Friday, May 11, 2012

So you're graduating from art school...part 3

The last piece of advice I'd like to give to the new art graduates looking to start their career is to keep the fire burning.

One thing I've noticed about successful artists is that they all have their own story of how they got their success. While every story is unique, they all share one common aspect. They never gave up. After graduating I remember how excited and determined I was, ready to take the world by storm and prove my worth. There are many rewards to be had in your first year out, but there are also just as many pitfalls as well. I've experienced a good deal of both. As I'm writing this post now I am very proud of how far I've gotten in my career so far. I'm still very far off from where I want to get to, but I feel like I'm getting closer and closer. But tomorrow I may face a problem that leads me to question my worth, and if I really have anything to be proud about at all. It can get really hard sometimes, and it can be very painful dealing with the pressures of family and finances. Sometimes you may even think of how much easier it would be to just give up and get a regular old "job"-job and let your art fall to the wayside.

More than anything else, I advise anyone who seriously wants to make it in art to do whatever they can to keep up the excitement and eagerness to succeed in any way they can. Whether it's by looking at art you love, contacting other professionals for advice, keeping in touch with old classmates, forming your own art group at home, visiting galleries, participating in online challenges, experimenting with your art, whatever. If you can keep yourself motivated (especially through the hard times) then eventually everything will fall into place. If you really want to make it you'll figure it out and do what you have to do to stay productive and working towards your goals. Speaking of goals, make some short term and long term ones and figure out how to best achieve them.

Even if you have to take up a regular job on the side to help support yourself (as I am doing myself) don't let it lead to you forgetting about your work. Make the time to fit in whatever you can however often you can and know that it will all add up in the end.

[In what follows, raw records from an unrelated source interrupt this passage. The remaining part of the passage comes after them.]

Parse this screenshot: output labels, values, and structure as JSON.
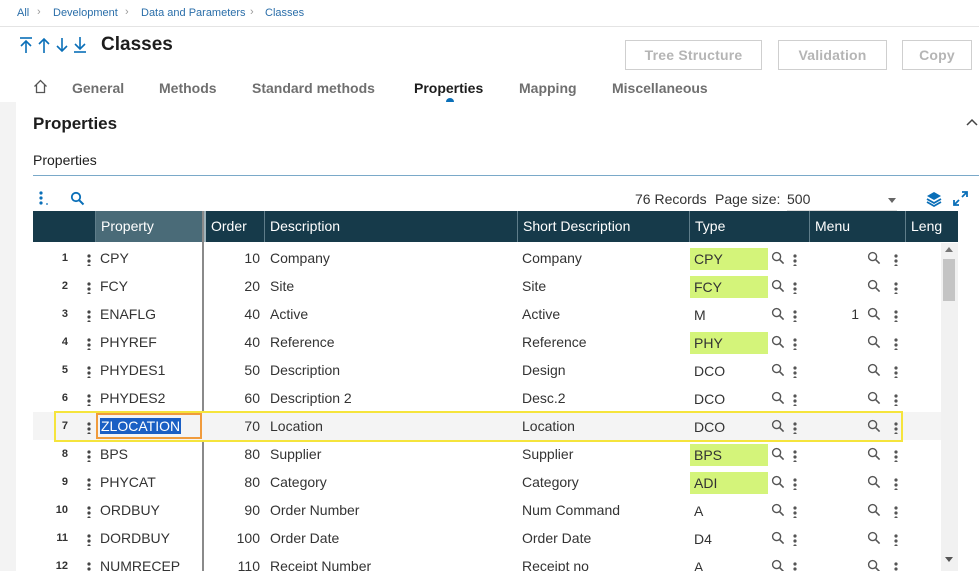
{
  "breadcrumb": [
    "All",
    "Development",
    "Data and Parameters",
    "Classes"
  ],
  "page": {
    "title": "Classes"
  },
  "header_buttons": {
    "tree_structure": "Tree Structure",
    "validation": "Validation",
    "copy": "Copy"
  },
  "tabs": [
    "General",
    "Methods",
    "Standard methods",
    "Properties",
    "Mapping",
    "Miscellaneous"
  ],
  "active_tab": "Properties",
  "section": {
    "title": "Properties",
    "subtitle": "Properties"
  },
  "toolbar": {
    "records": "76 Records",
    "page_size_label": "Page size:",
    "page_size_value": "500"
  },
  "grid": {
    "columns": [
      "Property",
      "Order",
      "Description",
      "Short Description",
      "Type",
      "Menu",
      "Leng"
    ],
    "rows": [
      {
        "num": "1",
        "property": "CPY",
        "order": "10",
        "description": "Company",
        "short": "Company",
        "type": "CPY",
        "type_highlight": true,
        "menu": ""
      },
      {
        "num": "2",
        "property": "FCY",
        "order": "20",
        "description": "Site",
        "short": "Site",
        "type": "FCY",
        "type_highlight": true,
        "menu": ""
      },
      {
        "num": "3",
        "property": "ENAFLG",
        "order": "40",
        "description": "Active",
        "short": "Active",
        "type": "M",
        "type_highlight": false,
        "menu": "1"
      },
      {
        "num": "4",
        "property": "PHYREF",
        "order": "40",
        "description": "Reference",
        "short": "Reference",
        "type": "PHY",
        "type_highlight": true,
        "menu": ""
      },
      {
        "num": "5",
        "property": "PHYDES1",
        "order": "50",
        "description": "Description",
        "short": "Design",
        "type": "DCO",
        "type_highlight": false,
        "menu": ""
      },
      {
        "num": "6",
        "property": "PHYDES2",
        "order": "60",
        "description": "Description 2",
        "short": "Desc.2",
        "type": "DCO",
        "type_highlight": false,
        "menu": ""
      },
      {
        "num": "7",
        "property": "ZLOCATION",
        "order": "70",
        "description": "Location",
        "short": "Location",
        "type": "DCO",
        "type_highlight": false,
        "menu": ""
      },
      {
        "num": "8",
        "property": "BPS",
        "order": "80",
        "description": "Supplier",
        "short": "Supplier",
        "type": "BPS",
        "type_highlight": true,
        "menu": ""
      },
      {
        "num": "9",
        "property": "PHYCAT",
        "order": "80",
        "description": "Category",
        "short": "Category",
        "type": "ADI",
        "type_highlight": true,
        "menu": ""
      },
      {
        "num": "10",
        "property": "ORDBUY",
        "order": "90",
        "description": "Order Number",
        "short": "Num Command",
        "type": "A",
        "type_highlight": false,
        "menu": ""
      },
      {
        "num": "11",
        "property": "DORDBUY",
        "order": "100",
        "description": "Order Date",
        "short": "Order Date",
        "type": "D4",
        "type_highlight": false,
        "menu": ""
      },
      {
        "num": "12",
        "property": "NUMRECEP",
        "order": "110",
        "description": "Receipt Number",
        "short": "Receipt no",
        "type": "A",
        "type_highlight": false,
        "menu": ""
      }
    ]
  },
  "colors": {
    "header_bg": "#163a4a",
    "accent": "#0a6fb8",
    "type_highlight": "#d4f47a",
    "selection_border": "#f5e43c",
    "cell_focus": "#f09b3c"
  },
  "icons": [
    "home-icon",
    "arrow-first-icon",
    "arrow-up-icon",
    "arrow-down-icon",
    "arrow-last-icon",
    "kebab-icon",
    "search-icon",
    "layers-icon",
    "expand-icon",
    "chevron-up-icon"
  ]
}
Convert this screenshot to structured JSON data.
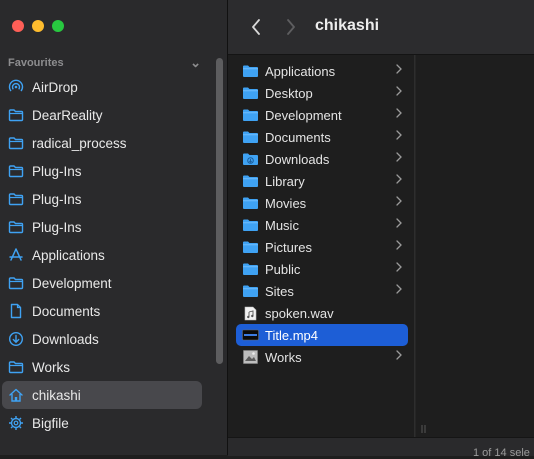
{
  "window": {
    "title": "chikashi"
  },
  "colors": {
    "close": "#fe5f57",
    "minimize": "#febc2e",
    "zoom": "#28c840",
    "accent": "#1d5ed6",
    "folder": "#3fa2f3"
  },
  "sidebar": {
    "section_label": "Favourites",
    "items": [
      {
        "label": "AirDrop",
        "icon": "airdrop-icon"
      },
      {
        "label": "DearReality",
        "icon": "folder-icon"
      },
      {
        "label": "radical_process",
        "icon": "folder-icon"
      },
      {
        "label": "Plug-Ins",
        "icon": "folder-icon"
      },
      {
        "label": "Plug-Ins",
        "icon": "folder-icon"
      },
      {
        "label": "Plug-Ins",
        "icon": "folder-icon"
      },
      {
        "label": "Applications",
        "icon": "applications-icon"
      },
      {
        "label": "Development",
        "icon": "folder-icon"
      },
      {
        "label": "Documents",
        "icon": "document-icon"
      },
      {
        "label": "Downloads",
        "icon": "download-icon"
      },
      {
        "label": "Works",
        "icon": "folder-icon"
      },
      {
        "label": "chikashi",
        "icon": "home-icon",
        "selected": true
      },
      {
        "label": "Bigfile",
        "icon": "gear-icon"
      }
    ]
  },
  "column": {
    "items": [
      {
        "label": "Applications",
        "icon": "folder-icon",
        "has_children": true
      },
      {
        "label": "Desktop",
        "icon": "folder-icon",
        "has_children": true
      },
      {
        "label": "Development",
        "icon": "folder-icon",
        "has_children": true
      },
      {
        "label": "Documents",
        "icon": "folder-icon",
        "has_children": true
      },
      {
        "label": "Downloads",
        "icon": "download-folder-icon",
        "has_children": true
      },
      {
        "label": "Library",
        "icon": "folder-icon",
        "has_children": true
      },
      {
        "label": "Movies",
        "icon": "folder-icon",
        "has_children": true
      },
      {
        "label": "Music",
        "icon": "folder-icon",
        "has_children": true
      },
      {
        "label": "Pictures",
        "icon": "folder-icon",
        "has_children": true
      },
      {
        "label": "Public",
        "icon": "folder-icon",
        "has_children": true
      },
      {
        "label": "Sites",
        "icon": "folder-icon",
        "has_children": true
      },
      {
        "label": "spoken.wav",
        "icon": "audio-file-icon",
        "has_children": false
      },
      {
        "label": "Title.mp4",
        "icon": "video-file-icon",
        "has_children": false,
        "selected": true
      },
      {
        "label": "Works",
        "icon": "image-file-icon",
        "has_children": true
      }
    ]
  },
  "status": {
    "text": "1 of 14 sele"
  }
}
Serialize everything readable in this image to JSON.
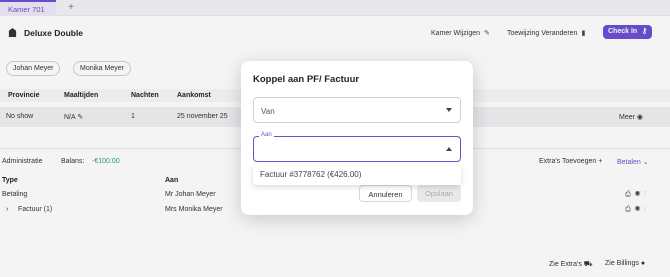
{
  "tabs": {
    "active": "Kamer 701",
    "add": "+"
  },
  "room": {
    "title": "Deluxe Double",
    "change_room": "Kamer Wijzigen",
    "change_assignment": "Toewijzing Veranderen",
    "checkin": "Check In"
  },
  "guests": [
    "Johan Meyer",
    "Monika Meyer"
  ],
  "stay": {
    "headers": {
      "province": "Provincie",
      "meals": "Maaltijden",
      "nights": "Nachten",
      "arrival": "Aankomst"
    },
    "row": {
      "province": "No show",
      "meals": "N/A",
      "nights": "1",
      "arrival": "25 november 25",
      "more": "Meer"
    }
  },
  "admin": {
    "title": "Administratie",
    "balance_label": "Balans:",
    "balance_value": "-€100.00",
    "extras": "Extra's Toevoegen",
    "payments": "Betalen",
    "headers": {
      "type": "Type",
      "to": "Aan"
    },
    "rows": [
      {
        "type": "Betaling",
        "to": "Mr Johan Meyer"
      },
      {
        "type": "Factuur (1)",
        "to": "Mrs Monika Meyer"
      }
    ]
  },
  "footer": {
    "see_extras": "Zie Extra's",
    "see_bills": "Zie Billings"
  },
  "modal": {
    "title": "Koppel aan PF/ Factuur",
    "from_value": "Van",
    "to_label": "Aan",
    "to_value": "",
    "option": "Factuur #3778762 (€426.00)",
    "cancel": "Annuleren",
    "save": "Opslaan"
  },
  "colors": {
    "accent": "#6a4fd1",
    "balance": "#2a9d7a"
  }
}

This may sound like a bit of a cheesy post, but it's really how I feel about my own situation. The most productive times for me is when I rebuild my excitement and motivate myself to keep going strong. It's so easy to want to kick back and not do anything, I have periods where I fall into that a lot. While it's  important to take a break and recharge for a while, don't let it go on for too long. Know when it's time to get back to work, and look forward to doing so.


I hope these past three posts have been beneficial to some degree to anyone reading them. I know they don't cover everything, but I tried to cover problems that were specific to graduating, and some of the prevalent things that came up in my own experiences. Either way, I appreciate anyone taking the time to hear what I have to say.


Speaking of advice. This past Monday, illustrator Steven Belledin made a post on his own blog about advice itself. Some of it sounded similar to some of the points I brought up this week so I wanted to link to his post. You can check out his post on his blog 'Push and Pull' HERE.


  1. Appreciate the three posts - and although I've been out of art school for a while, these are great points and we've all got to keep our passion burning, no longer how long we've been out. Keep up the good work.

  2. Thanks! I wasn't exactly sure what I should talk about at first so I'm happy to hear someone appreciated my posts. Times I haven't been productive have been my worst times and so the most important thing I've learned is that I need to be able to pick myself up and get back to working. Fastest way to do that is get excited about doing so.